Having not yet finished with the stunning 5-year, 1,557-performance hit stage
comedy by John William Van Druten, "The Voice of the Turtle," Hollywood in 1947
began its search for the star lead in its own movie adaptation of the romantic hit
production. There was only one problem: no one seemed to want Eleanor Parker as
the lead character, Sally Middleton--not even the male lead, Ronald Reagan.
In his autobiography, he later admitting that from the first scene he had with . with Ms. Parker, he realized that he would have to work extra hard to keep up
with her highly-gifted talents.

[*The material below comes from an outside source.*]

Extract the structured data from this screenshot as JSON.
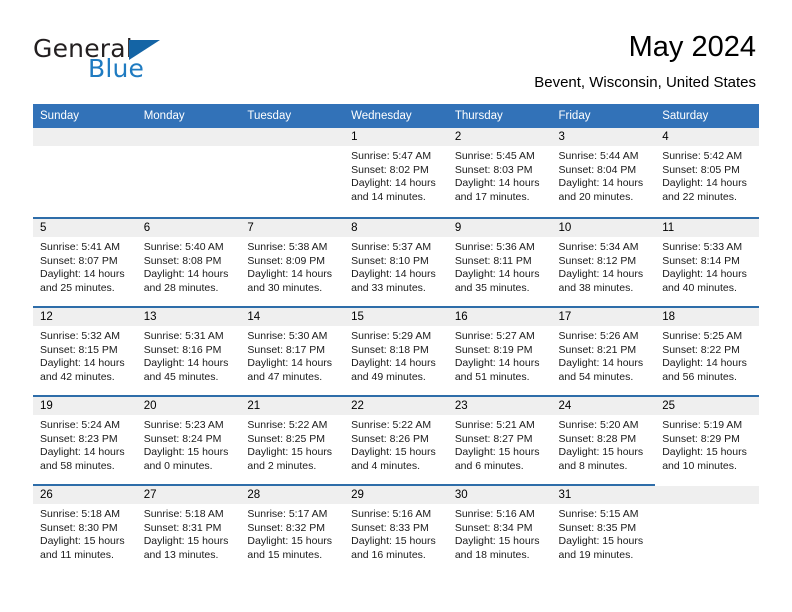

Their resulting scenes can only be described as a
delight and a classic example of effective, film chemistry between two lead players.
"You're very sweet. I don't know what goes on in that funny little head
of yours, but you're very sweet."
Despite of not having an "A-list" cast of players, what resulted was a stellar performance by not only Eleanor Parker but the other supporting actors as well including Ronald Reagan and Eve Arden. They were all magnificent. If ever there was an unsung gem produced by Warner Bros., then "The Voice of the Turtle" a/k/a "One for the Book," is it.
Although at first possessing what seemed to be an incredible level of naivete,
Parker rose to the occasion in her role and ended up owning the movie. Her distinct,
lovely, speaking voice, one of the most highly trained and recognized in Hollywood,
was perfectly modulated for her scenes with the ever, wise-cracking Eve Arden.
When finally released in 1948, Parker was no longer a talented up and coming
starlet. Instead, Hollywood discovered a new Eleanor Parker and a new, full-pledged
star at Warner Bros. Completely captivating, her role's portrayal comes across as a
seductive, yet charmingly playful kitten not fully knowing what to do with her ball
The scenes where she so precisely folds her sofa bed blanket, several times
too many, and struggles to unzip her dress, without letting Bill Page
(Ronald Reagan) know about her difficulties, border on being classics and not
repeated until the unforgetable Lucille Ball did this very routine many years later
on "I Love Lucy." If you ever get to catch a film dedicated to Hollywood bloopers
on YouTube, or elsewhere, you'll see not one, not two but several takes before
the zipper finally unzips in one of Hollywood's first unintentional wardrobe